::: Data under study :::
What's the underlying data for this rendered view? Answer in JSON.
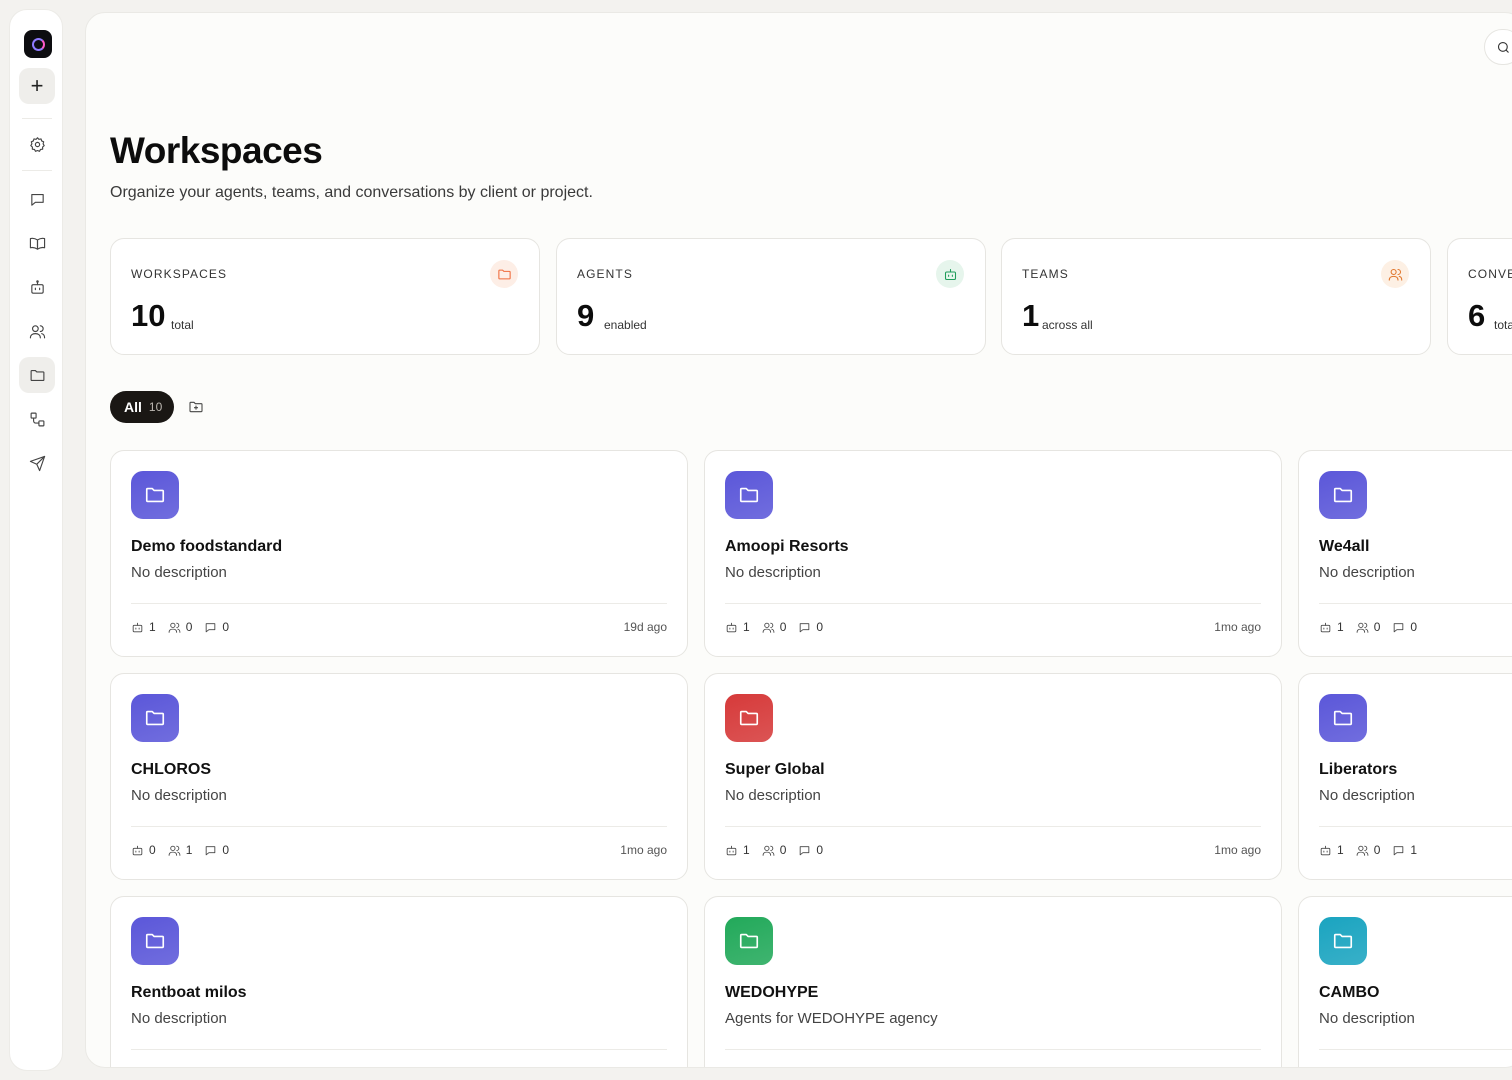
{
  "page": {
    "title": "Workspaces",
    "subtitle": "Organize your agents, teams, and conversations by client or project."
  },
  "sidebar": {
    "add_label": "+",
    "items": [
      {
        "name": "settings",
        "icon": "gear-icon"
      },
      {
        "name": "chats",
        "icon": "chat-icon"
      },
      {
        "name": "knowledge",
        "icon": "book-icon"
      },
      {
        "name": "agents",
        "icon": "robot-icon"
      },
      {
        "name": "teams",
        "icon": "users-icon"
      },
      {
        "name": "workspaces",
        "icon": "folder-icon",
        "active": true
      },
      {
        "name": "workflows",
        "icon": "workflow-icon"
      },
      {
        "name": "send",
        "icon": "send-icon"
      }
    ]
  },
  "stats": [
    {
      "label": "WORKSPACES",
      "value": "10",
      "unit": "total",
      "icon": "folder-icon",
      "color": "#ef6a3a"
    },
    {
      "label": "AGENTS",
      "value": "9",
      "unit": "enabled",
      "icon": "robot-icon",
      "color": "#1f9c5a"
    },
    {
      "label": "TEAMS",
      "value": "1",
      "unit": "across all",
      "icon": "users-icon",
      "color": "#e0762c"
    },
    {
      "label": "CONVE",
      "value": "6",
      "unit": "tota",
      "icon": "chat-icon",
      "color": "#6b5be8"
    }
  ],
  "filters": {
    "all_label": "All",
    "all_count": "10"
  },
  "workspaces": [
    {
      "name": "Demo foodstandard",
      "description": "No description",
      "agents": "1",
      "teams": "0",
      "conversations": "0",
      "updated": "19d ago",
      "color": "#5b57d9"
    },
    {
      "name": "Amoopi Resorts",
      "description": "No description",
      "agents": "1",
      "teams": "0",
      "conversations": "0",
      "updated": "1mo ago",
      "color": "#5b57d9"
    },
    {
      "name": "We4all",
      "description": "No description",
      "agents": "1",
      "teams": "0",
      "conversations": "0",
      "updated": "",
      "color": "#5b57d9"
    },
    {
      "name": "CHLOROS",
      "description": "No description",
      "agents": "0",
      "teams": "1",
      "conversations": "0",
      "updated": "1mo ago",
      "color": "#5b57d9"
    },
    {
      "name": "Super Global",
      "description": "No description",
      "agents": "1",
      "teams": "0",
      "conversations": "0",
      "updated": "1mo ago",
      "color": "#d63a3a"
    },
    {
      "name": "Liberators",
      "description": "No description",
      "agents": "1",
      "teams": "0",
      "conversations": "1",
      "updated": "",
      "color": "#5b57d9"
    },
    {
      "name": "Rentboat milos",
      "description": "No description",
      "agents": "",
      "teams": "",
      "conversations": "",
      "updated": "",
      "color": "#5b57d9"
    },
    {
      "name": "WEDOHYPE",
      "description": "Agents for WEDOHYPE agency",
      "agents": "",
      "teams": "",
      "conversations": "",
      "updated": "",
      "color": "#22a95a"
    },
    {
      "name": "CAMBO",
      "description": "No description",
      "agents": "",
      "teams": "",
      "conversations": "",
      "updated": "",
      "color": "#1aa4c0"
    }
  ]
}
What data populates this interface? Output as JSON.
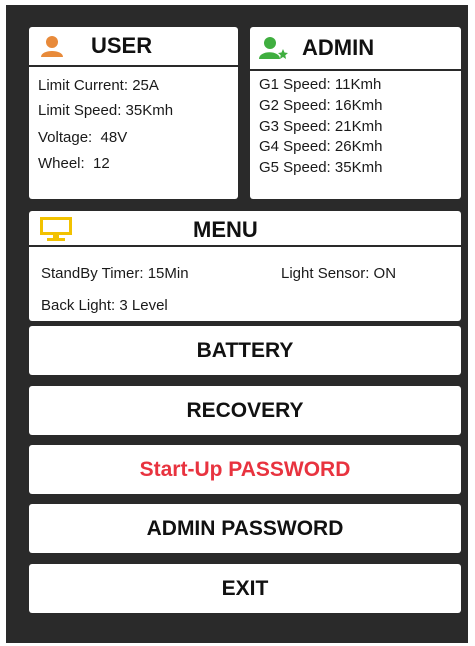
{
  "user": {
    "title": "USER",
    "icon": "user-icon",
    "icon_color": "#e88a3a",
    "lines": [
      "Limit Current: 25A",
      "Limit Speed: 35Kmh",
      "Voltage:  48V",
      "Wheel:  12"
    ]
  },
  "admin": {
    "title": "ADMIN",
    "icon": "admin-user-icon",
    "icon_color": "#3fae3f",
    "lines": [
      "G1 Speed: 11Kmh",
      "G2 Speed: 16Kmh",
      "G3 Speed: 21Kmh",
      "G4 Speed: 26Kmh",
      "G5 Speed: 35Kmh"
    ]
  },
  "menu": {
    "title": "MENU",
    "icon": "monitor-icon",
    "icon_color": "#f2c200",
    "standby": "StandBy Timer: 15Min",
    "light_sensor": "Light Sensor: ON",
    "back_light": "Back Light: 3 Level"
  },
  "buttons": {
    "battery": "BATTERY",
    "recovery": "RECOVERY",
    "startup_password": "Start-Up PASSWORD",
    "admin_password": "ADMIN PASSWORD",
    "exit": "EXIT"
  },
  "colors": {
    "background": "#2a2a2a",
    "panel": "#ffffff",
    "highlight_text": "#e8333f"
  }
}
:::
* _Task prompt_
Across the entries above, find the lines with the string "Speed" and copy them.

* _Task solution_
      "Limit Speed: 35Kmh",
      "G1 Speed: 11Kmh",
      "G2 Speed: 16Kmh",
      "G3 Speed: 21Kmh",
      "G4 Speed: 26Kmh",
      "G5 Speed: 35Kmh"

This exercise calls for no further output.